“All the boys are tough to guard in practice, I go against A.J. and Smitty and Dallas, too,” Darius Slay said.

The players, whether first or tenth year, look to each other for inspiration. Haason Reddick talked about the brotherhood he felt the second he walked in the door.

“Which teammate was a big inspiration for me this season? So many of them, honestly. Like to sit here and just say one person, I would be lying. All of my teammates in some way, some form, some fashion have impacted me or have some type of impact on me and my game just because coming here it’s really like a brotherhood.” Reddick said. 

“They embraced me, they showed me love as soon as I walked through those doors on day one,”

Running back Miles Sanders gave props to Lane Johnson, who competes in his second Super Bowl with the Birds. He admires Johnson’s work ethic amid his late-season injury.

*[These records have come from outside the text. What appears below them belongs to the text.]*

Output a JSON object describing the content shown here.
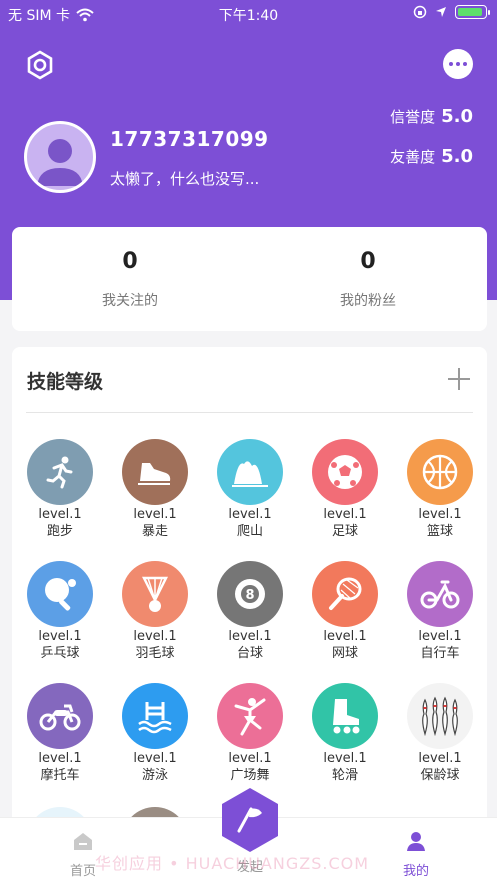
{
  "status_bar": {
    "carrier": "无 SIM 卡",
    "time": "下午1:40"
  },
  "profile": {
    "phone": "17737317099",
    "bio": "太懒了，什么也没写...",
    "credit_label": "信誉度",
    "credit_value": "5.0",
    "friendly_label": "友善度",
    "friendly_value": "5.0"
  },
  "follow": {
    "following_count": "0",
    "following_label": "我关注的",
    "fans_count": "0",
    "fans_label": "我的粉丝"
  },
  "skills": {
    "title": "技能等级",
    "items": [
      {
        "level": "level.1",
        "name": "跑步",
        "icon": "running-icon",
        "color": "#7f9db1"
      },
      {
        "level": "level.1",
        "name": "暴走",
        "icon": "sneaker-icon",
        "color": "#a0705a"
      },
      {
        "level": "level.1",
        "name": "爬山",
        "icon": "mountain-icon",
        "color": "#54c5dd"
      },
      {
        "level": "level.1",
        "name": "足球",
        "icon": "soccer-icon",
        "color": "#f26d77"
      },
      {
        "level": "level.1",
        "name": "篮球",
        "icon": "basketball-icon",
        "color": "#f59b4b"
      },
      {
        "level": "level.1",
        "name": "乒乓球",
        "icon": "pingpong-icon",
        "color": "#5c9fe6"
      },
      {
        "level": "level.1",
        "name": "羽毛球",
        "icon": "badminton-icon",
        "color": "#f08a6e"
      },
      {
        "level": "level.1",
        "name": "台球",
        "icon": "billiards-icon",
        "color": "#767676"
      },
      {
        "level": "level.1",
        "name": "网球",
        "icon": "tennis-icon",
        "color": "#f2795c"
      },
      {
        "level": "level.1",
        "name": "自行车",
        "icon": "bike-icon",
        "color": "#b26cc9"
      },
      {
        "level": "level.1",
        "name": "摩托车",
        "icon": "motorcycle-icon",
        "color": "#8468be"
      },
      {
        "level": "level.1",
        "name": "游泳",
        "icon": "swimming-icon",
        "color": "#2d9cf0"
      },
      {
        "level": "level.1",
        "name": "广场舞",
        "icon": "dance-icon",
        "color": "#ec6f97"
      },
      {
        "level": "level.1",
        "name": "轮滑",
        "icon": "rollerskate-icon",
        "color": "#31c4a7"
      },
      {
        "level": "level.1",
        "name": "保龄球",
        "icon": "bowling-icon",
        "color": "#f3f3f3"
      }
    ]
  },
  "tabbar": {
    "home": "首页",
    "launch": "发起",
    "mine": "我的",
    "accent": "#7d4fd6"
  },
  "watermark": "华创应用 • HUACHUANGZS.COM"
}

“What’s impressive about Lane? A lot. The way he approaches the work, the way he comes to work, how focused he is when he’s on the field, as soon as his feet touch the field, he’s focused.” Sanders said. “Honestly, you gotta give a lot of credit to a dude that has a torn abdomen and goes out there and plays at a high level and basically shuts down the AFC Defensive Player of the Year,”

Even Jordan Mailata has love for the Eagles veteran center in a daily reminder.

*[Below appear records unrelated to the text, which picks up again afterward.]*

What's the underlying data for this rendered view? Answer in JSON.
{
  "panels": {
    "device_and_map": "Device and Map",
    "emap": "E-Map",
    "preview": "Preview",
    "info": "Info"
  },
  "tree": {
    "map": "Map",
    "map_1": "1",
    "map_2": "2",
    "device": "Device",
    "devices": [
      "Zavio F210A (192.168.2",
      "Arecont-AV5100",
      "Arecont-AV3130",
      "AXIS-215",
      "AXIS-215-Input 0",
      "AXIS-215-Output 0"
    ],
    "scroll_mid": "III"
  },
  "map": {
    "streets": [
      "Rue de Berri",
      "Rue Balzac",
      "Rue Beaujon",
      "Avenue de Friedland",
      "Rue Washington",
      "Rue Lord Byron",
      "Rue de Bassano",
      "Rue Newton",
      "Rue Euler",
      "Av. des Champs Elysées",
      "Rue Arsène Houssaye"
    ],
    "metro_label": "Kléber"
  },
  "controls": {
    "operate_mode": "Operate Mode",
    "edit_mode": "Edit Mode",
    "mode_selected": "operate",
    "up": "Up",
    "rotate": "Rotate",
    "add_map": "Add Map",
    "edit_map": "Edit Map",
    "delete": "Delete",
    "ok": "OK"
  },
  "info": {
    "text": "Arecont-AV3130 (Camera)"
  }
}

“Jason Kelce is the epitome of a leader, I have him as my screensaver as Batman that’s how much of a leader he is to me,” Mailata said.

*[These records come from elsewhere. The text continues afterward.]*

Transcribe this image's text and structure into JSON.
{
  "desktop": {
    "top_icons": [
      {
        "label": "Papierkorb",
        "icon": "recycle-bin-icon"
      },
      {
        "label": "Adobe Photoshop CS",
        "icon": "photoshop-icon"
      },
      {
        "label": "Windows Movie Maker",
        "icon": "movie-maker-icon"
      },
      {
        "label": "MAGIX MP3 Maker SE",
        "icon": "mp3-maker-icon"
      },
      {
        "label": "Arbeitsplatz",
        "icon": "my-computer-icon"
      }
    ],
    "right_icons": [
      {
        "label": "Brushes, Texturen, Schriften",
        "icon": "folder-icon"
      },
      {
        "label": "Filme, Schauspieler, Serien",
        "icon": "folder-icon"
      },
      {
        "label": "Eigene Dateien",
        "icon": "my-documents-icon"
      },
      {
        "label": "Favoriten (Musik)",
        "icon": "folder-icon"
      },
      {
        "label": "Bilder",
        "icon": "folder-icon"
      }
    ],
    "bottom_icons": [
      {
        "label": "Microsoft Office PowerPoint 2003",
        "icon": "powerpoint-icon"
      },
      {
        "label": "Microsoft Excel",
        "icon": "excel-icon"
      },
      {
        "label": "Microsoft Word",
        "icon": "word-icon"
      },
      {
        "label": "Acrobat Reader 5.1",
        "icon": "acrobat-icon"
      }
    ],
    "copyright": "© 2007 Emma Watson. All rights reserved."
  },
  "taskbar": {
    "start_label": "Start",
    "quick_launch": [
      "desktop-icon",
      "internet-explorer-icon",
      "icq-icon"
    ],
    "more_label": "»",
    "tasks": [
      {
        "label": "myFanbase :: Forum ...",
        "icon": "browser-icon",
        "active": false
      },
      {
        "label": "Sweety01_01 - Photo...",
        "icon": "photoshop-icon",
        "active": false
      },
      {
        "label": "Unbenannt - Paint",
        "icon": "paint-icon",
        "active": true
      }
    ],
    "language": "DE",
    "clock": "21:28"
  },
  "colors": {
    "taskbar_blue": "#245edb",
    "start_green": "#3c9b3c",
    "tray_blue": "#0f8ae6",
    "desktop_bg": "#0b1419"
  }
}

“This is the closest group I’ve been a part of my whole life and I commend Sirianni for that. Coach did a great job of expressing how we need to connect as a brotherhood and it started last year,” he continued.

For a handful of players, this will be their first Super Bowl. Of course, it’s familiar territory for the younger guys coming from Alabama and Georgia. Jalen Hurts being one of those guys, the team isn’t worried about his mindset going into today.

“Well Jalen’s attitude I’m not worried about him at all. I just know everything I’m gonna see is gonna be in practice. I know Jalen is gonna be Jalen on Sunday and gonna give us the best opportunity,” Graham said. 

For the rest of the team, the veterans reiterated the importance of drowning out outside noise.

“Focus on what you need to focus, enjoy yourself when you can, and really treat it like a normal week, don’t change your process up,” Johnson said. “And that’s really it, don’t let the external factors control what you’re doing,”

One thing the team can agree on is that this brotherhood is for real. It’s not a team of individuals, it’s individuals on a team. 

“We just hold each other accountable, we complement each other,” Cox said. “When you’re doing stuff like that it’s so special,”